The climate and its impacts on agricultural and ecological systems were highlighted in a recent symposium held at the Texas A&M AgriLife Center on the Texas A&M University campus in College Station.
The conference was part of the Texas A&M University Grand Challenge initiative funded by the College of Agriculture and Life Sciences. A variety of scholars from around the world presented research on the evolving climate and associated issues affecting both agriculture and ecological systems.
The symposium was organized and planned by Texas A&M professors Drs. David Briske, ecosystems and science management; Thomas Lacher Jr., wildlife and fisheries science; Bruce McCarl, agricultural economics; and Ramalingam Saravanan, atmospheric sciences.
Discussions initially focused on what has happened in terms of past climate trends and future prospects. They then turned to the vulnerability of ecological systems and agriculture in Texas as well as other semi-arid regions.
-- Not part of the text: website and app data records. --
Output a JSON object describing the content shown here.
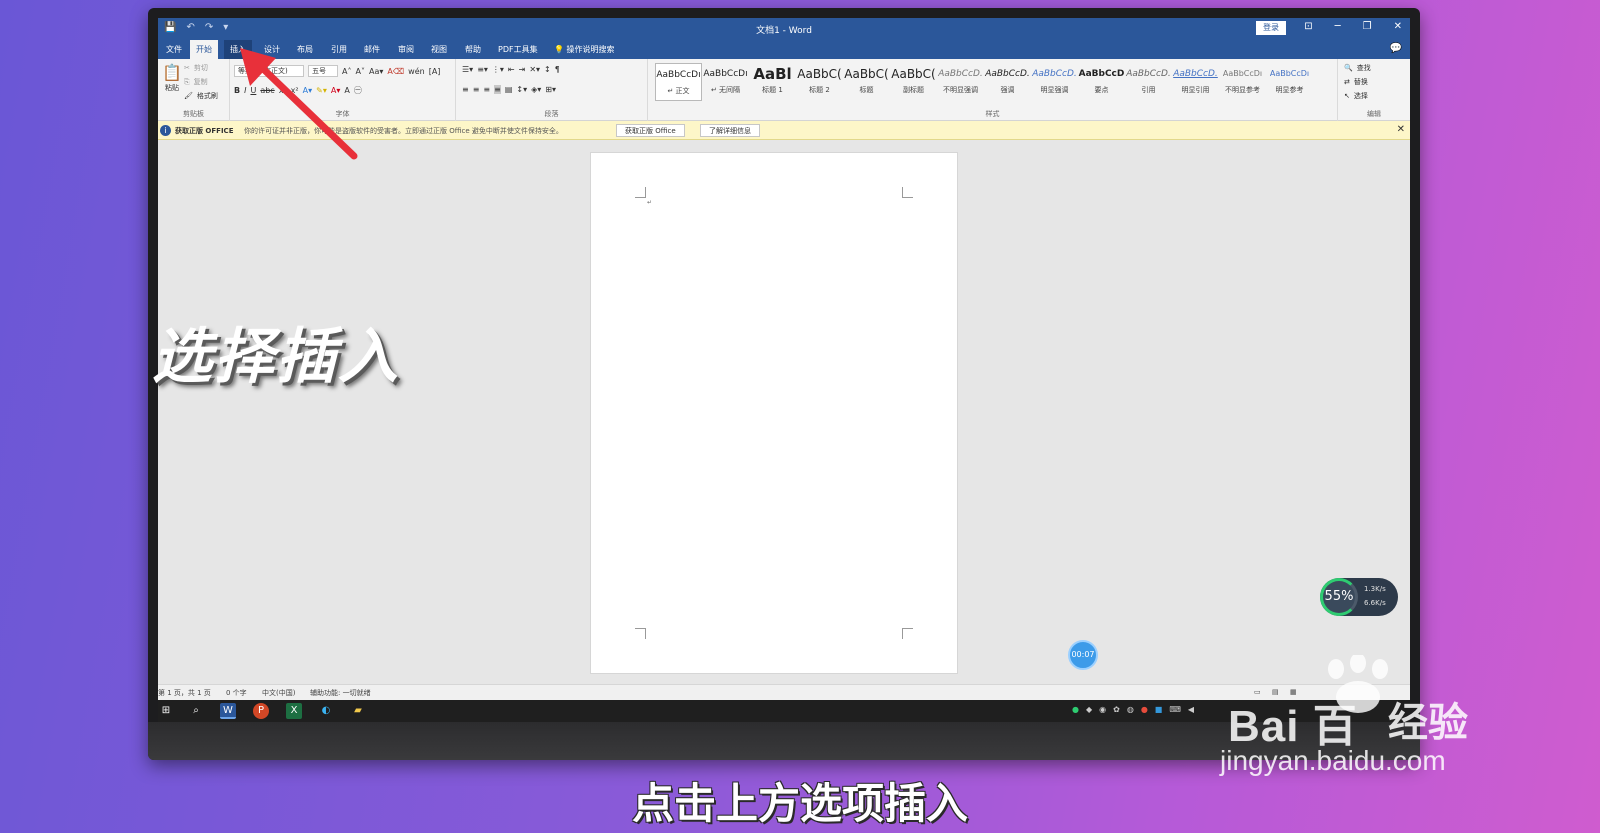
{
  "titlebar": {
    "doc_title": "文档1 - Word",
    "login": "登录",
    "qat": [
      "💾",
      "↶",
      "↷",
      "▾"
    ],
    "controls": [
      "⊡",
      "─",
      "❐",
      "✕"
    ]
  },
  "tabs": [
    "文件",
    "开始",
    "插入",
    "设计",
    "布局",
    "引用",
    "邮件",
    "审阅",
    "视图",
    "帮助",
    "PDF工具集"
  ],
  "tell_me": "操作说明搜索",
  "ribbon": {
    "clipboard": {
      "paste": "粘贴",
      "cut": "剪切",
      "copy": "复制",
      "format_painter": "格式刷",
      "label": "剪贴板"
    },
    "font": {
      "font_name": "等线 (中文正文)",
      "font_size": "五号",
      "label": "字体"
    },
    "paragraph": {
      "label": "段落"
    },
    "styles": {
      "label": "样式",
      "items": [
        {
          "preview": "AaBbCcDı",
          "name": "↵ 正文"
        },
        {
          "preview": "AaBbCcDı",
          "name": "↵ 无间隔"
        },
        {
          "preview": "AaBl",
          "name": "标题 1"
        },
        {
          "preview": "AaBbC(",
          "name": "标题 2"
        },
        {
          "preview": "AaBbC(",
          "name": "标题"
        },
        {
          "preview": "AaBbC(",
          "name": "副标题"
        },
        {
          "preview": "AaBbCcD.",
          "name": "不明显强调"
        },
        {
          "preview": "AaBbCcD.",
          "name": "强调"
        },
        {
          "preview": "AaBbCcD.",
          "name": "明显强调"
        },
        {
          "preview": "AaBbCcD",
          "name": "要点"
        },
        {
          "preview": "AaBbCcD.",
          "name": "引用"
        },
        {
          "preview": "AaBbCcD.",
          "name": "明显引用"
        },
        {
          "preview": "AaBbCcDı",
          "name": "不明显参考"
        },
        {
          "preview": "AaBbCcDı",
          "name": "明显参考"
        }
      ]
    },
    "editing": {
      "find": "查找",
      "replace": "替换",
      "select": "选择",
      "label": "编辑"
    }
  },
  "banner": {
    "title": "获取正版 OFFICE",
    "message": "你的许可证并非正版，你可能是盗版软件的受害者。立即通过正版 Office 避免中断并使文件保持安全。",
    "btn_get": "获取正版 Office",
    "btn_learn": "了解详细信息"
  },
  "statusbar": {
    "page": "第 1 页，共 1 页",
    "words": "0 个字",
    "lang": "中文(中国)",
    "accessibility": "辅助功能: 一切就绪"
  },
  "overlay": {
    "speed_percent": "55%",
    "upload": "1.3K/s",
    "download": "6.6K/s",
    "timer": "00:07",
    "side_caption": "选择插入",
    "subtitle": "点击上方选项插入",
    "watermark_logo": "Bai 百",
    "watermark_jingyan": "经验",
    "watermark_url": "jingyan.baidu.com"
  },
  "colors": {
    "word_blue": "#2b579a",
    "arrow_red": "#e8303a",
    "banner_yellow": "#fdf6c8"
  }
}
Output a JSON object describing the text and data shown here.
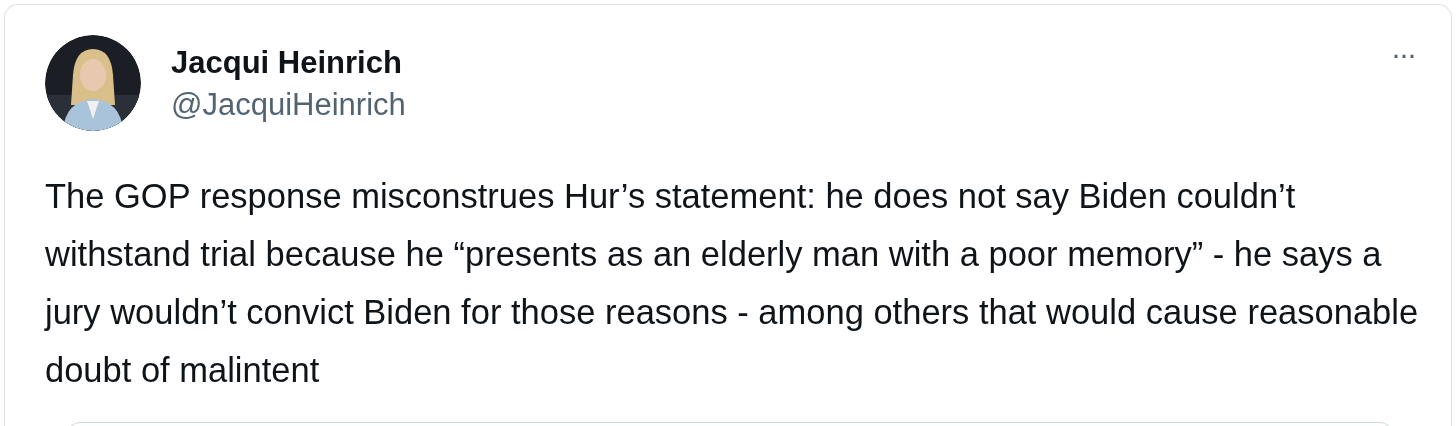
{
  "tweet": {
    "author_name": "Jacqui Heinrich",
    "handle": "@JacquiHeinrich",
    "more_button": "···",
    "text": "The GOP response misconstrues Hur’s statement: he does not say Biden couldn’t withstand trial because he “presents as an elderly man with a poor memory” - he says a jury wouldn’t convict Biden for those reasons - among others that would cause reasonable doubt of malintent",
    "quoted_card": {
      "kind": "card"
    }
  }
}
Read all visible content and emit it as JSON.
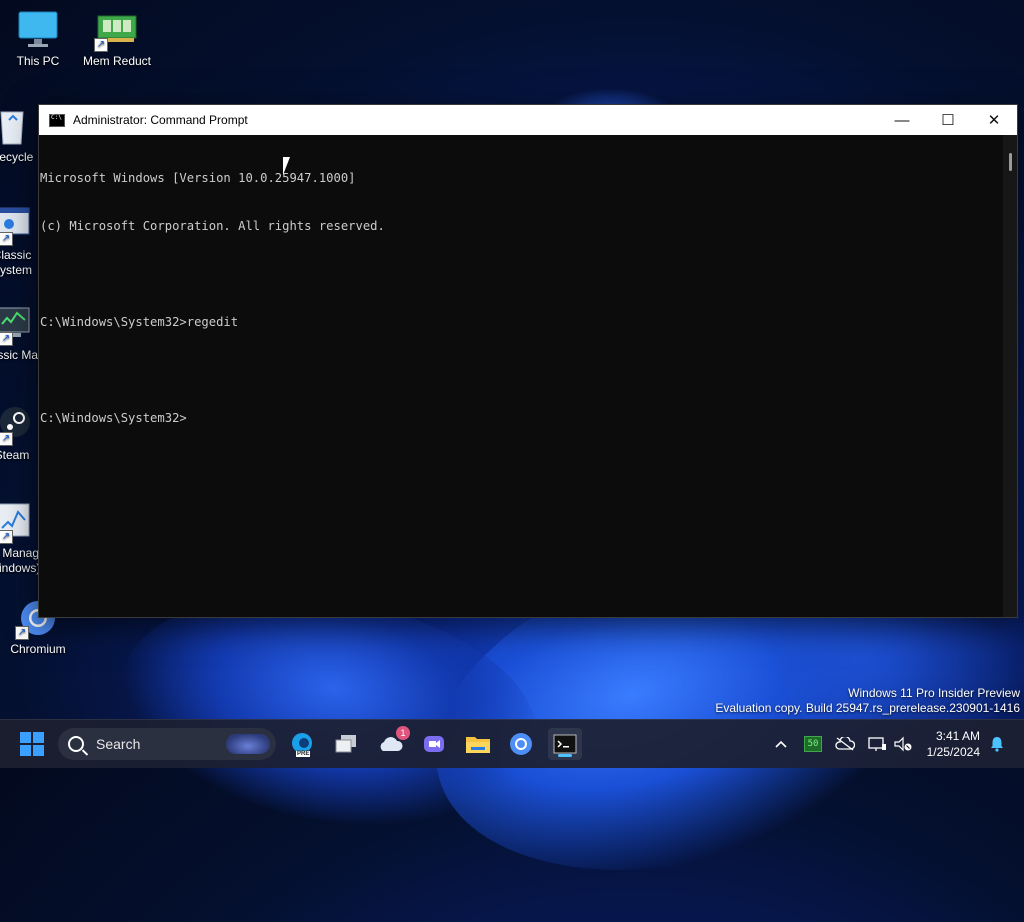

Participants focused on the capacity to foresee future vulnerability and how to limit disruptive climate impacts through land and wildlife management.
Speakers shared various perspectives on climate change, ecological and agricultural research findings and U.S. Department of Agriculture international agency programs to address the challenge.
Symposium organizers say the event will serve as a starting point to promote future collaboration among academic disciplines to develop research programs that will enable Texas to effectively cope with future climate conditions.
Read the full AgriLife Today story.